If Only, a poem about motherhood

“If only, if only,” the young mother sighs, “I did all the chores;” there’s hope in her eyes.
She washes and foldses and relocates toys.
She vacuums and bleaches and separates boys.

“If only, if only,” the young mother shouts, “You’d not kill your brother when I’m not about.”
She wrestles and time-outs and wait till Dad’s homes.
She chastens and kisses and picks up her phone.

“If only, if only,” the young mother frets, “I didn’t buy takeout whenever we’re stressed.”
She hustles and buckles and drives to the queue.
She searches and scrounges and pays for the food.

“If only, if only,” the young mother fears, “When I spent the money, the money was there.”
She saves scraps and worries and checks the receipts.
She eats less and coupons and admits defeats.

“If only, if only,” the young mother pleads, “You’d all go to bed so that there’s time for me.”
She chases and washes and brushes their teeth.
She last-drinks and stories and wishes sweet dreams.

She closets and darkens and blocks all her calls.
She’s lonely and hopeless and sees only walls.
“If only, if only,” the young mother cries, waiting for change till the day that she dies.

If you feel trapped like this, send me a message. At the very least, we can swap diaper stories.

daiga-ellaby-699188-unsplash

Daiga Ellaby

Introduction

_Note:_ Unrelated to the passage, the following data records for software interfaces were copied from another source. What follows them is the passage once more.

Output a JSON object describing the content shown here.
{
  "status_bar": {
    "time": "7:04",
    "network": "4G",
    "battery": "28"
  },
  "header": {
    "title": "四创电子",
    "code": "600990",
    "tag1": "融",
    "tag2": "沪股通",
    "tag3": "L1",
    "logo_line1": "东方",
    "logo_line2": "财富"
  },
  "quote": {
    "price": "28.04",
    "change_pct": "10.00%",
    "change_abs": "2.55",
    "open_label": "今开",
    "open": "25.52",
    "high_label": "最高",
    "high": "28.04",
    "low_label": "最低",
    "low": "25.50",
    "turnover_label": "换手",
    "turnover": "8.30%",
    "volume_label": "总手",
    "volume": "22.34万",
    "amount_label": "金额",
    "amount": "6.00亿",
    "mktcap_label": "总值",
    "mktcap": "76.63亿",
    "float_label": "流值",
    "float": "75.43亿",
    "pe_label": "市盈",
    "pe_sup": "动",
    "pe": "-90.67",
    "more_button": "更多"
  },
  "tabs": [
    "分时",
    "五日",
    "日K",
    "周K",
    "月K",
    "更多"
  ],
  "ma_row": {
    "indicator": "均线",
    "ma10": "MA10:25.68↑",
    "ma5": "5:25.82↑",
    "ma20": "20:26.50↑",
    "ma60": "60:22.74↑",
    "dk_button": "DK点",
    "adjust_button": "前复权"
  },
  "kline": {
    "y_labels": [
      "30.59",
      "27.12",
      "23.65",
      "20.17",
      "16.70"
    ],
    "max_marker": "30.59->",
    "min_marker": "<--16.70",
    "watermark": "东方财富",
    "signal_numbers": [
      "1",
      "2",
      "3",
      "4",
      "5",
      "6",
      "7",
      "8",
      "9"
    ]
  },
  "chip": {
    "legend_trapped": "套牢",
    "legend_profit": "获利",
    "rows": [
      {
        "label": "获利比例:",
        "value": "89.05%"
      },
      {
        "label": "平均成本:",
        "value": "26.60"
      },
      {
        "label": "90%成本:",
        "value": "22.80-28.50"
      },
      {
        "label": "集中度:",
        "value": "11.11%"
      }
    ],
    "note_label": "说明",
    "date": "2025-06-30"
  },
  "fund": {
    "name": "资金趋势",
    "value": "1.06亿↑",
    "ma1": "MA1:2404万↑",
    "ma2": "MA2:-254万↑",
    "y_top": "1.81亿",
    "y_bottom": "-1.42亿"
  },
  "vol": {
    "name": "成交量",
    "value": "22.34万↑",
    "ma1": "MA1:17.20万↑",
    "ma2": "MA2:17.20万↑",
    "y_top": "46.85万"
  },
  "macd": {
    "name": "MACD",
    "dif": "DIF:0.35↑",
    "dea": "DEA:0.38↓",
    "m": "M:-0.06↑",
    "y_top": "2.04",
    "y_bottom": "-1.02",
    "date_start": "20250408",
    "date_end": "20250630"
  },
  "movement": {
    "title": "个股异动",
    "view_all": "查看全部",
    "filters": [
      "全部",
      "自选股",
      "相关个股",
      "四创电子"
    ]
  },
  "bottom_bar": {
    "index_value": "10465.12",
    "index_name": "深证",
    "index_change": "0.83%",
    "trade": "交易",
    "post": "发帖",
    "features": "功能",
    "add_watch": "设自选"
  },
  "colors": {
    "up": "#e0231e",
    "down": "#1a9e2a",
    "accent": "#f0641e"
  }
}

If you have ever ridden a roller coaster, you understand the excitement and fear that courses through your mind and body as you burst through the track. You experience such an intense jolt of so many emotions as your breath is stolen from falling and you only have enough time to take another breath as you ascend. In a lot of ways, bipolar disorder seems to share many similarities. It seems to change a person drastically in mere moments and can even span episodes for days at a time. You never know how you will feel when you wake up in the morning. You never know what will happen to send you spiraling into a depressive episode. I often like to call it a “Jekyll and Hyde” effect in my personal blog.

I am Shelton Fisher and recently I have been given the privilege to be a contributing writer for The Bipolar Writer. I am a 25 year old with a full time job, an amazing wife, and the two best dogs in the world. I used to be a decent musician and writing has become a passion of mine. Amid the wonderful things that life has provided for me, I have mental health issues that fight me tooth and nail on a regular basis. Anxiety has been a familiar part of my life since I was a child, but alcoholism and panic attacks made me realize that I needed to finally address these problem medically. In September of last year I was diagnosed with General Anxiety Disorder and began a regimen of serotonin inhibitors and recently I have began seeing a therapist. After several sessions addressing my childhood behaviors and my current behaviors, we have discussed that I may be bipolar and the symptoms honestly surprised me.

As I continue the journey into my mental health to confirm a diagnosis and discover how to live a better life, I want to include you through personal stories, free verse poetry, and the occasional informative post. I am not a professional by any means, but I am living proof that mental health is a war to be won. If you have ever been afraid to speak, afraid to make a move, lost motivation and hope, hurt yourself because you couldn’t find the right words or felt trapped inside your body, screamed at the top of your lungs with tears rolling down your boiling red cheeks, self medicated with alcohol or drugs, fallen into depression for no apparent reason, or just want to know how I am handling things, my posts are for you.

Reflecting on my Big Freelance Project

I am nearing the end of my first big freelance project of 2018. It was a transcribing and formatting job for a local writer, Terry Fisher, for her upcoming book of odes titled “Inside and Out.”

It’s been a great learning experience in how the self-publishing route works. I seem to be moving towards the inevitable direction for self-publishing my own memoir.

It was great to work with the local author on a long-term project versus my shorter freelance projects because I really got to know the author. See into the mind of another writer who is a lot like me.

You see, if you read the Ode to Depression that I posted last week, you see the long-term effects of how depression can have on someone. I know I worry a lot about what the future holds for someone like me and it was great to see another artist achieving her goals in a big way.

I also learned that you can really reflect your own life within your writing. The process can be an arduous one, but I never one say Terry give up even as things went wrong. I saw real power and determination even when there are no guarantees in this life.

My local fellow author Terry Fisher is really writing her book for herself. I can respect that in every way possible. It takes great strength to put your work out there not knowing what will become of it. Even if she is writing for herself, from what I have seen doing the transcription work for her book, the book has real potential.

So I wanted to say here on my blog Thank you, Terry. It has been an amazing journey. I know we have a few minor things to do but we are at the finish line.

I am, as always looking for freelance work. If you have a job let me know. I have been doing content writing a lot yesterday and I could write blog posts for your blog.

J.E. Skye